For its second edition, the Front International: Cleveland Triennial for Contemporary Art will feature more than 75 artists whose work meditates on the notion of healing and its many meanings.
The triennial will run from July 16 through October 2, and will be curated by team led by Prem Krishnamurthy, who has titled the exhibition “Oh, Gods of Dust and Rainbows,” a quotation from a poem by Langston Hughes, who lived in Cleveland as a child. As with the first edition, staged in 2018, this year’s Front International will be staged across sites in Cleveland and the nearby cities of Akron and Oberlin.
Initially, when plans for this year’s edition were announced in 2019, Tina Kukielski, the director and chief curator of the organization Art21, was named co-artistic director alongside Krishnamurthy. ARTnews has confirmed that Kukielski quietly stepped down from her post at the triennial in the summer of 2020, however. A Front International spokesperson said that she departed due the constraints of her job at Art21 and parenting.
With its array of artists based within the Ohio area and beyond, the Front International aspires to be the biggest biennial-style exhibition in the Midwest. Other biennials staged in nearby locals include the Carnegie International in Pittsburgh, the U.S.’s oldest recurring exhibition, and the Toronto Biennial of Art, which just opened this past weekend.
This edition, however, is slightly smaller in scale than the inaugural one, which included more than 100 artists. But its organizers have promised that, unlike 2018, where most of the triennial’s offerings were centered around institutions in Cleveland, there were will be more to see in Akron and Oberlin this time around.
In an interview, Krishnamurthy characterized the 2022 triennial as a “slow exhibition,” promising a significant amount of performance-based work that will be staged after the opening weekend.
“In a way, the pandemic made us realize how important it is when thinking about healing to work on the ground as much as possible,” he said. “We turned even more attention to collaborations between artists and communities.”
Among the projects he cited is one by Jacolby Satterwhite called Dawn. That work began with Satterwhite approaching residents in Cleveland’s Fairfax neighborhood and asking them, “What does utopia look like to you?” The results of that inquiry have inspired what is being billed as a “virtual reality arcade” for the Cleveland Institute of Art and a sculptural piece for the Cleveland Clinic hospital.

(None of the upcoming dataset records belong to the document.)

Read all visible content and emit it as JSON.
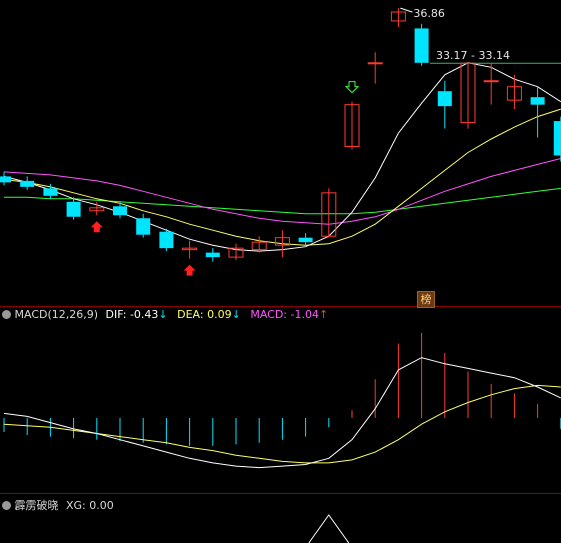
{
  "colors": {
    "background": "#000000",
    "up": "#ff3b30",
    "down": "#00e5ff",
    "ma_white": "#ffffff",
    "ma_yellow": "#ffff66",
    "ma_magenta": "#ff55ff",
    "ma_green": "#33ff33",
    "panel_border": "#8b0000",
    "dif": "#ffffff",
    "dea": "#ffff66",
    "macd": "#ff55ff",
    "buy_arrow": "#ff2020",
    "ref_line": "#3cb371"
  },
  "price_panel": {
    "high_label": "36.86",
    "range_label": "33.17 - 33.14",
    "badge": "榜"
  },
  "macd_panel": {
    "title": "MACD(12,26,9)",
    "dif_label": "DIF:",
    "dif_value": "-0.43",
    "dif_arrow": "↓",
    "dea_label": "DEA:",
    "dea_value": "0.09",
    "dea_arrow": "↓",
    "macd_label": "MACD:",
    "macd_value": "-1.04",
    "macd_arrow": "↑"
  },
  "xg_panel": {
    "title": "霹雳破晓",
    "xg_label": "XG:",
    "xg_value": "0.00"
  },
  "chart_data": {
    "type": "candlestick",
    "candles": [
      {
        "o": 25.6,
        "c": 25.2,
        "h": 25.9,
        "l": 25.0
      },
      {
        "o": 25.3,
        "c": 24.9,
        "h": 25.6,
        "l": 24.7
      },
      {
        "o": 24.8,
        "c": 24.3,
        "h": 25.1,
        "l": 24.1
      },
      {
        "o": 23.9,
        "c": 22.9,
        "h": 24.2,
        "l": 22.7
      },
      {
        "o": 23.3,
        "c": 23.5,
        "h": 23.9,
        "l": 23.0
      },
      {
        "o": 23.6,
        "c": 23.0,
        "h": 23.9,
        "l": 22.8
      },
      {
        "o": 22.8,
        "c": 21.7,
        "h": 23.1,
        "l": 21.5
      },
      {
        "o": 21.9,
        "c": 20.8,
        "h": 22.1,
        "l": 20.6
      },
      {
        "o": 20.7,
        "c": 20.8,
        "h": 21.3,
        "l": 20.1
      },
      {
        "o": 20.5,
        "c": 20.2,
        "h": 20.8,
        "l": 19.9
      },
      {
        "o": 20.2,
        "c": 20.8,
        "h": 21.1,
        "l": 20.0
      },
      {
        "o": 20.7,
        "c": 21.2,
        "h": 21.6,
        "l": 20.5
      },
      {
        "o": 21.0,
        "c": 21.5,
        "h": 22.0,
        "l": 20.2
      },
      {
        "o": 21.5,
        "c": 21.2,
        "h": 21.8,
        "l": 21.0
      },
      {
        "o": 21.6,
        "c": 24.5,
        "h": 24.8,
        "l": 21.5
      },
      {
        "o": 27.6,
        "c": 30.4,
        "h": 30.6,
        "l": 27.4
      },
      {
        "o": 33.2,
        "c": 33.2,
        "h": 33.9,
        "l": 31.8
      },
      {
        "o": 36.0,
        "c": 36.6,
        "h": 36.86,
        "l": 35.6
      },
      {
        "o": 35.5,
        "c": 33.2,
        "h": 35.8,
        "l": 33.0
      },
      {
        "o": 31.3,
        "c": 30.3,
        "h": 32.0,
        "l": 28.8
      },
      {
        "o": 29.2,
        "c": 33.17,
        "h": 33.17,
        "l": 28.8
      },
      {
        "o": 32.0,
        "c": 32.0,
        "h": 33.14,
        "l": 30.4
      },
      {
        "o": 30.7,
        "c": 31.6,
        "h": 32.4,
        "l": 30.1
      },
      {
        "o": 30.9,
        "c": 30.4,
        "h": 31.6,
        "l": 28.2
      },
      {
        "o": 29.3,
        "c": 27.0,
        "h": 29.6,
        "l": 26.6
      }
    ],
    "ma_white": [
      25.6,
      25.2,
      24.7,
      24.1,
      23.7,
      23.2,
      22.6,
      22.0,
      21.4,
      21.0,
      20.7,
      20.6,
      20.7,
      20.9,
      21.6,
      23.2,
      25.5,
      28.5,
      30.5,
      32.4,
      33.2,
      32.9,
      32.1,
      31.6,
      30.6
    ],
    "ma_yellow": [
      25.4,
      25.2,
      24.9,
      24.5,
      24.1,
      23.8,
      23.3,
      22.9,
      22.4,
      22.0,
      21.6,
      21.3,
      21.1,
      21.0,
      21.1,
      21.6,
      22.4,
      23.6,
      24.8,
      26.0,
      27.2,
      28.1,
      28.9,
      29.6,
      30.1
    ],
    "ma_magenta": [
      25.9,
      25.8,
      25.7,
      25.5,
      25.3,
      25.0,
      24.6,
      24.2,
      23.8,
      23.4,
      23.1,
      22.8,
      22.6,
      22.5,
      22.4,
      22.6,
      22.9,
      23.4,
      24.0,
      24.6,
      25.1,
      25.6,
      26.0,
      26.4,
      26.8
    ],
    "ma_green": [
      24.2,
      24.2,
      24.1,
      24.1,
      24.0,
      23.9,
      23.8,
      23.7,
      23.6,
      23.5,
      23.4,
      23.3,
      23.2,
      23.1,
      23.1,
      23.1,
      23.2,
      23.4,
      23.6,
      23.8,
      24.0,
      24.2,
      24.4,
      24.6,
      24.8
    ],
    "buy_arrows": [
      4,
      8
    ],
    "sell_arrows": [
      15
    ],
    "macd_hist": [
      -0.9,
      -1.1,
      -1.2,
      -1.3,
      -1.4,
      -1.5,
      -1.6,
      -1.7,
      -1.8,
      -1.8,
      -1.7,
      -1.6,
      -1.4,
      -1.2,
      -0.6,
      0.5,
      2.5,
      4.8,
      5.5,
      4.2,
      3.0,
      2.2,
      1.6,
      0.9,
      -0.7
    ],
    "dif": [
      0.3,
      0.1,
      -0.3,
      -0.7,
      -1.0,
      -1.4,
      -1.8,
      -2.2,
      -2.6,
      -2.9,
      -3.1,
      -3.2,
      -3.1,
      -3.0,
      -2.6,
      -1.4,
      0.6,
      3.1,
      3.9,
      3.5,
      3.2,
      2.9,
      2.6,
      2.0,
      1.3
    ],
    "dea": [
      -0.4,
      -0.5,
      -0.6,
      -0.8,
      -1.0,
      -1.2,
      -1.4,
      -1.6,
      -1.9,
      -2.1,
      -2.4,
      -2.6,
      -2.8,
      -2.9,
      -2.9,
      -2.7,
      -2.2,
      -1.4,
      -0.4,
      0.4,
      1.0,
      1.5,
      1.9,
      2.1,
      2.0
    ],
    "xg_signals": [
      14
    ],
    "price_range": [
      18,
      37
    ],
    "macd_range": [
      -4,
      6
    ]
  }
}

Also set to figure in the triennial are a Julie Mehretu–curated show at the Cleveland Museum of Art, an Ahmet Öğüt installation derived from Mikhail Bakunin’s revolutionary strategies at Oberlin College’s Allen Memorial Art Museum, a piece about monuments by Andrea Carlson that was co-commissioned with the Toronto Biennial, and an Abigail DeVille piece about Hughes’s poetry at the Sculpture Center in Cleveland. Some of these works—and many others in the show—were produced during the pandemic.
The triennial will include a number of internationally known artists—Theaster Gates, Sonia Gomes, Daniel Lind-Ramos, Nora Turato, and Yoshitomo Nara among them—alongside a smattering of locally based artists, such as Dominic Palarchio, Dexter Davis, Loraine Lynn, and Charmaine Spencer.
The full artist list follows below.
Alyssa Taylor Wendt
Art Therapy Studio
Calla Henkel & Max Pitegoff
Christopher Kulendran Thomas
Every Ocean Hughes
Kameelah Janan Rasheed
Linda D.L. Green
Lenka Clayton & Phillip Andrew Lewis
Wong Kit Yi